* **Directions**: Show every line of the data that includes the word "检测结果实时返回".

* **Recorded information**:
◇ ◇ ◇ ◇ ◇ ◇ ◇

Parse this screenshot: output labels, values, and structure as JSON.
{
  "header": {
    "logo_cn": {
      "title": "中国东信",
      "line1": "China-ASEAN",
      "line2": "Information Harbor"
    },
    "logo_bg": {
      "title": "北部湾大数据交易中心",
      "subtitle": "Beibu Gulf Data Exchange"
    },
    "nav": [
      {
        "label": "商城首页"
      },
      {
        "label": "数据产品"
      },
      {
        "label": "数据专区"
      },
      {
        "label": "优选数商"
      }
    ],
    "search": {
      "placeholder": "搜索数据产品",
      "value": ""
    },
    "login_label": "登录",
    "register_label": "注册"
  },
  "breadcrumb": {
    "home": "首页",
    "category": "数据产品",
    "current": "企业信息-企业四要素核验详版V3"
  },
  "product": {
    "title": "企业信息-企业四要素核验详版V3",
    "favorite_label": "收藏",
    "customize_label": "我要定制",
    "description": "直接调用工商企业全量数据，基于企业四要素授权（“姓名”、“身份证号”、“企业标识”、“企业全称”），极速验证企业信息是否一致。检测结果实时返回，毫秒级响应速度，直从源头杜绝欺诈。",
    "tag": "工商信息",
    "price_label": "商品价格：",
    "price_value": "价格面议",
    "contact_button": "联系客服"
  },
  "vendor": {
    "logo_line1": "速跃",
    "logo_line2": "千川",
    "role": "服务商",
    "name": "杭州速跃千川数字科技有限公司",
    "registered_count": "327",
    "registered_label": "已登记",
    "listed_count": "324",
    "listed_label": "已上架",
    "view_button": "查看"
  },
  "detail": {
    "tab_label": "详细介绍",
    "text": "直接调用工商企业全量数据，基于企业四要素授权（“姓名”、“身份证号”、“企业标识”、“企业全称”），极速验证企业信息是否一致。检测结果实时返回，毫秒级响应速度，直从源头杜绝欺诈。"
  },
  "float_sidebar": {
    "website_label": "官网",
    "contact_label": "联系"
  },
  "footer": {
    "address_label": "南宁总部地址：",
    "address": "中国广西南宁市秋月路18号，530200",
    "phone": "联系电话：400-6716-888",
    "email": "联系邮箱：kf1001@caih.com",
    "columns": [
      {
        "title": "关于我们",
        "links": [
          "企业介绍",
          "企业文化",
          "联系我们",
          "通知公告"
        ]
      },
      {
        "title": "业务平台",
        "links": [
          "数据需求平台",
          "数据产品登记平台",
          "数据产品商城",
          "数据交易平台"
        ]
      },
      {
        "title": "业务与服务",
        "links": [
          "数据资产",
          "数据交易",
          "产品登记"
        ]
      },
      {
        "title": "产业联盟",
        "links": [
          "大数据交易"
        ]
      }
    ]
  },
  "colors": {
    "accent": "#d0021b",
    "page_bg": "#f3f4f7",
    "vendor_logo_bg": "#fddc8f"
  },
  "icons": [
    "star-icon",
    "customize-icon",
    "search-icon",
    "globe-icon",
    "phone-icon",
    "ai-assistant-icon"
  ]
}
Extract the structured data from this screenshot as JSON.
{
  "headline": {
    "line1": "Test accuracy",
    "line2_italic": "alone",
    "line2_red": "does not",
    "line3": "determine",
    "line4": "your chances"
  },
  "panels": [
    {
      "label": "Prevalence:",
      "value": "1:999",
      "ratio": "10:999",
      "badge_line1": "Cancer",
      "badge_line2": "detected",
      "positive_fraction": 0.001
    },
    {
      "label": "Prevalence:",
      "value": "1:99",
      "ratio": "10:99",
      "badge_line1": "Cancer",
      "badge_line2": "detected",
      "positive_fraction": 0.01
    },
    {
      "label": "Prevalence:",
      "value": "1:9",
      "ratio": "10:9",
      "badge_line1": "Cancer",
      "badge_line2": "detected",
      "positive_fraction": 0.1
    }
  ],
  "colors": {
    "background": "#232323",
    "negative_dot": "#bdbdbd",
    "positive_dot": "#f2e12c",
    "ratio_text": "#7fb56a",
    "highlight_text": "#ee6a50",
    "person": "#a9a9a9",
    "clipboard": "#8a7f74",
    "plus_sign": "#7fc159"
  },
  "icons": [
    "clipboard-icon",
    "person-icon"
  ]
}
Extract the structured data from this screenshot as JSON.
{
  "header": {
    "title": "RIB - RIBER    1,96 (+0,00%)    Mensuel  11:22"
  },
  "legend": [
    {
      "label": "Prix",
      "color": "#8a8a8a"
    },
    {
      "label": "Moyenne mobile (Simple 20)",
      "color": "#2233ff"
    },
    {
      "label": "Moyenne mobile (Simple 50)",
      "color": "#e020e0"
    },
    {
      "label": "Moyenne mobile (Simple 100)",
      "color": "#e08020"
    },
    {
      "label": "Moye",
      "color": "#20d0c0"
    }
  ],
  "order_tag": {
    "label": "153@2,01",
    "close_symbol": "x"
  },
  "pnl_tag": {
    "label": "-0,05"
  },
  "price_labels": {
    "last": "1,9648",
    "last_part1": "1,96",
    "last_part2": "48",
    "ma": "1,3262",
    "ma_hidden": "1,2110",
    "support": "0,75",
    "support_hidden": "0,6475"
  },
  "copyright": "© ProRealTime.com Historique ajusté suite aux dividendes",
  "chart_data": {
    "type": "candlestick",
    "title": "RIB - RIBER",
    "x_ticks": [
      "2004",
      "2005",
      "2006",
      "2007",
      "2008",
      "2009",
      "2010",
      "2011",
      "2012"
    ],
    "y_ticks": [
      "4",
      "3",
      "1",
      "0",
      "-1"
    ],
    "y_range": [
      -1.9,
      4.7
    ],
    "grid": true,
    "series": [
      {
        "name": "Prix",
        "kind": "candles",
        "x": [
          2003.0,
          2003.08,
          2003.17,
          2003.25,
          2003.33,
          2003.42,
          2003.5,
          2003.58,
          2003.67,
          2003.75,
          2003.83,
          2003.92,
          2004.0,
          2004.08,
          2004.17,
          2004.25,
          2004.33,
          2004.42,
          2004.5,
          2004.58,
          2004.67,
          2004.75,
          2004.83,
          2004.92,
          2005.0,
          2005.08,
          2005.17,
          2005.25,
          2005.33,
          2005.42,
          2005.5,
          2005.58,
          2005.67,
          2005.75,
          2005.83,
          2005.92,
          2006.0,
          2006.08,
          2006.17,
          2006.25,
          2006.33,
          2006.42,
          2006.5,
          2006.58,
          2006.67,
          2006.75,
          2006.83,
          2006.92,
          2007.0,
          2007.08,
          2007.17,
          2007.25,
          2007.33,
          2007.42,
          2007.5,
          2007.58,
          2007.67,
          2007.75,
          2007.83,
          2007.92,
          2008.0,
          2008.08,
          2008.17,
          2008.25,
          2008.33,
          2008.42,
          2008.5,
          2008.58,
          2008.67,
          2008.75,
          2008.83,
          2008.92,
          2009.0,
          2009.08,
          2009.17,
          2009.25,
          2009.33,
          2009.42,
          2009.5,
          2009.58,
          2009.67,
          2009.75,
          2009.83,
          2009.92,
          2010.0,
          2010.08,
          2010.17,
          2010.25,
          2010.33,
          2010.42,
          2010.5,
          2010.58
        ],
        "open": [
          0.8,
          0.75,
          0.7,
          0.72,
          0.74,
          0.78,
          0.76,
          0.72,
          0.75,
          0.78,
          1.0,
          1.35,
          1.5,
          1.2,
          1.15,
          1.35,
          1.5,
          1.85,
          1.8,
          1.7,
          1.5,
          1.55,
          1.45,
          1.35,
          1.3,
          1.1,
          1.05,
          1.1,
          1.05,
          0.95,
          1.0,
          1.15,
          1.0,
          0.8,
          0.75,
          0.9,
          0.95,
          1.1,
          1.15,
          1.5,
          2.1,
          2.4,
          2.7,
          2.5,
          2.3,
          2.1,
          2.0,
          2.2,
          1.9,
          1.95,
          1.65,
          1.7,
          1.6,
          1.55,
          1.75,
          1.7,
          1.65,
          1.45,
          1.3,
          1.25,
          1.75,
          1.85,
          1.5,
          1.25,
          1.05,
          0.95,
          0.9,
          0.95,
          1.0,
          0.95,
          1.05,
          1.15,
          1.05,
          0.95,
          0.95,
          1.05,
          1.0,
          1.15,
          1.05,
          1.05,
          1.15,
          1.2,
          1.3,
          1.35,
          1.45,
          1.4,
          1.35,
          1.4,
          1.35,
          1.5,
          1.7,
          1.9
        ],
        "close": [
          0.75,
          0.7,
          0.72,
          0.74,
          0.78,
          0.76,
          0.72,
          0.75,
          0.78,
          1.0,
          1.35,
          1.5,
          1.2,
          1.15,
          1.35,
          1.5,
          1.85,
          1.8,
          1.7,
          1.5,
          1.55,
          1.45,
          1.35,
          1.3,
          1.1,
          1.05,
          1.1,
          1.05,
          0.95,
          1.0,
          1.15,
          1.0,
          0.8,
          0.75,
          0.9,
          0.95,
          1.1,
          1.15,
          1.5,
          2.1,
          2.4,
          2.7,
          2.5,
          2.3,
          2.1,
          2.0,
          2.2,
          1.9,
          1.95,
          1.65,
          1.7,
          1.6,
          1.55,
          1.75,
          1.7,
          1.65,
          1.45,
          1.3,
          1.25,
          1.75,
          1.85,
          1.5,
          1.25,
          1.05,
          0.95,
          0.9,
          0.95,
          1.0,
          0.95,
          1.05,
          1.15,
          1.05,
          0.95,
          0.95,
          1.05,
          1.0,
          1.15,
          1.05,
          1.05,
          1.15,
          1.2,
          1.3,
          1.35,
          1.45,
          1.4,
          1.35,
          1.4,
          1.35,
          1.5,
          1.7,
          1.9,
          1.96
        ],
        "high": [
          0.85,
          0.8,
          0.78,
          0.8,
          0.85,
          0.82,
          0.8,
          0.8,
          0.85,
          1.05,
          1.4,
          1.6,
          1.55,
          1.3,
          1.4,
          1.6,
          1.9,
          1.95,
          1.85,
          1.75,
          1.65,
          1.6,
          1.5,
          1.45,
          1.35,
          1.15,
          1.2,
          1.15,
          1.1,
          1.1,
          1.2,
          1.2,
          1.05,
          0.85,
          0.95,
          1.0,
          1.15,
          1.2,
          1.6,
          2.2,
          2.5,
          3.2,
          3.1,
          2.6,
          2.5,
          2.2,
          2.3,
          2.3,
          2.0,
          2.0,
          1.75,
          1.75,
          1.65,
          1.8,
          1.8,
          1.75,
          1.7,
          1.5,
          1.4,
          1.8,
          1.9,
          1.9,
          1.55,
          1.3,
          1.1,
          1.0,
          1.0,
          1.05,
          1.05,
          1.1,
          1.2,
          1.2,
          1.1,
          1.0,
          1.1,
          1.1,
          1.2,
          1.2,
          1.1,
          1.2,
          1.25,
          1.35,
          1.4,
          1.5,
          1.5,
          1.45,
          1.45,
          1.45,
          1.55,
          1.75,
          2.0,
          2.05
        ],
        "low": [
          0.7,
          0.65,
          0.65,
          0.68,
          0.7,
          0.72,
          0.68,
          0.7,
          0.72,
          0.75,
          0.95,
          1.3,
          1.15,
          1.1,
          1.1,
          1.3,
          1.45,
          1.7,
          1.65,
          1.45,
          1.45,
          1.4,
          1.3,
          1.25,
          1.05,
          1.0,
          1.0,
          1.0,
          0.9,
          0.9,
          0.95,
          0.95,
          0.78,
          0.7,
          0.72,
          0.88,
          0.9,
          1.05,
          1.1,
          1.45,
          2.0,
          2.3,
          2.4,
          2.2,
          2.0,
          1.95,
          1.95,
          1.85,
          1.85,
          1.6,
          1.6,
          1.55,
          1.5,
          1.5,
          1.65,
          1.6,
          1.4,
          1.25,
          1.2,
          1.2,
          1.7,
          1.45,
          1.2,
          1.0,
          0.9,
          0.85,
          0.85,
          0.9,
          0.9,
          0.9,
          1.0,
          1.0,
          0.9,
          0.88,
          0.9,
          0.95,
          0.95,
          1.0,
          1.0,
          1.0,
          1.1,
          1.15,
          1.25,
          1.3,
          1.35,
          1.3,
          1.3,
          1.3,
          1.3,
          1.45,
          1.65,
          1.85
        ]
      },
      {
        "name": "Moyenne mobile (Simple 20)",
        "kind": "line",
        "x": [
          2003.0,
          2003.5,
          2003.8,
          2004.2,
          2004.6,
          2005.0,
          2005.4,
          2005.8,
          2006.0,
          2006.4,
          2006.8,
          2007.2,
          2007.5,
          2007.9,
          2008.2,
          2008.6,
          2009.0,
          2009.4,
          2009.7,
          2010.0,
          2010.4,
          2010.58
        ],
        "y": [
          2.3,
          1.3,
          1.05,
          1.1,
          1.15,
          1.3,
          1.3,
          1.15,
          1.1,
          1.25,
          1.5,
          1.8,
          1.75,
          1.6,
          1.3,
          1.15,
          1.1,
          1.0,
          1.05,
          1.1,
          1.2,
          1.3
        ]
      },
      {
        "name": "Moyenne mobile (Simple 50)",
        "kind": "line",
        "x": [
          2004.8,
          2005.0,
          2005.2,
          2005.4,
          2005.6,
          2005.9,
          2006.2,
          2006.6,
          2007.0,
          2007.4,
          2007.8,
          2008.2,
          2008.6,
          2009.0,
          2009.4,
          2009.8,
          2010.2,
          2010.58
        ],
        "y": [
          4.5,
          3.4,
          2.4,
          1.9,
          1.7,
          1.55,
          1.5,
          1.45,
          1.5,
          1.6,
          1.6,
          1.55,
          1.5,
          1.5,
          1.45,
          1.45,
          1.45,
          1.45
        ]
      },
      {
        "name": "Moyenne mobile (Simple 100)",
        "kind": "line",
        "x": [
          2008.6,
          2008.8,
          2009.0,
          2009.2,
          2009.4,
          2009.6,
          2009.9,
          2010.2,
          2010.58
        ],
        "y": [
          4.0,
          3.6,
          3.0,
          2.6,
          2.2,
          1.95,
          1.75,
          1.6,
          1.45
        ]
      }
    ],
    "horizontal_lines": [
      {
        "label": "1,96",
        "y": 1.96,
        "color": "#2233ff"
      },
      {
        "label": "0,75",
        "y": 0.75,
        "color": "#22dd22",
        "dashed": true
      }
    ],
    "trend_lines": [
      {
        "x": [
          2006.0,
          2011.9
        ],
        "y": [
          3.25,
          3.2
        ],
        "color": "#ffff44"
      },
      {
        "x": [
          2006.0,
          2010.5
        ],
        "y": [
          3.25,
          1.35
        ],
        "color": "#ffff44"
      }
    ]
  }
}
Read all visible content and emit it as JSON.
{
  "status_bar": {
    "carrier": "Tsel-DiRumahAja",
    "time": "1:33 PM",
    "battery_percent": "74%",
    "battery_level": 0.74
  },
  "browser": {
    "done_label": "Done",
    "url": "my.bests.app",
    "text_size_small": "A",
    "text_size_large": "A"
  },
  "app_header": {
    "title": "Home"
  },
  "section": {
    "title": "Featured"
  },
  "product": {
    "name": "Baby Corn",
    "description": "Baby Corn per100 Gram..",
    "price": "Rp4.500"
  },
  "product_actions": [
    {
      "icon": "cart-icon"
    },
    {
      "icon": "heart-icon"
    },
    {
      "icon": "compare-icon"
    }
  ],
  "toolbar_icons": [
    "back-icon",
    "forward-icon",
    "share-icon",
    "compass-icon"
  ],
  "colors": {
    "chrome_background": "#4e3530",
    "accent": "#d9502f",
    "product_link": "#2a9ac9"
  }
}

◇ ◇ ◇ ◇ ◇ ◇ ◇

* **Solution for this task**:
    "description": "直接调用工商企业全量数据，基于企业四要素授权（“姓名”、“身份证号”、“企业标识”、“企业全称”），极速验证企业信息是否一致。检测结果实时返回，毫秒级响应速度，直从源头杜绝欺诈。",
    "text": "直接调用工商企业全量数据，基于企业四要素授权（“姓名”、“身份证号”、“企业标识”、“企业全称”），极速验证企业信息是否一致。检测结果实时返回，毫秒级响应速度，直从源头杜绝欺诈。"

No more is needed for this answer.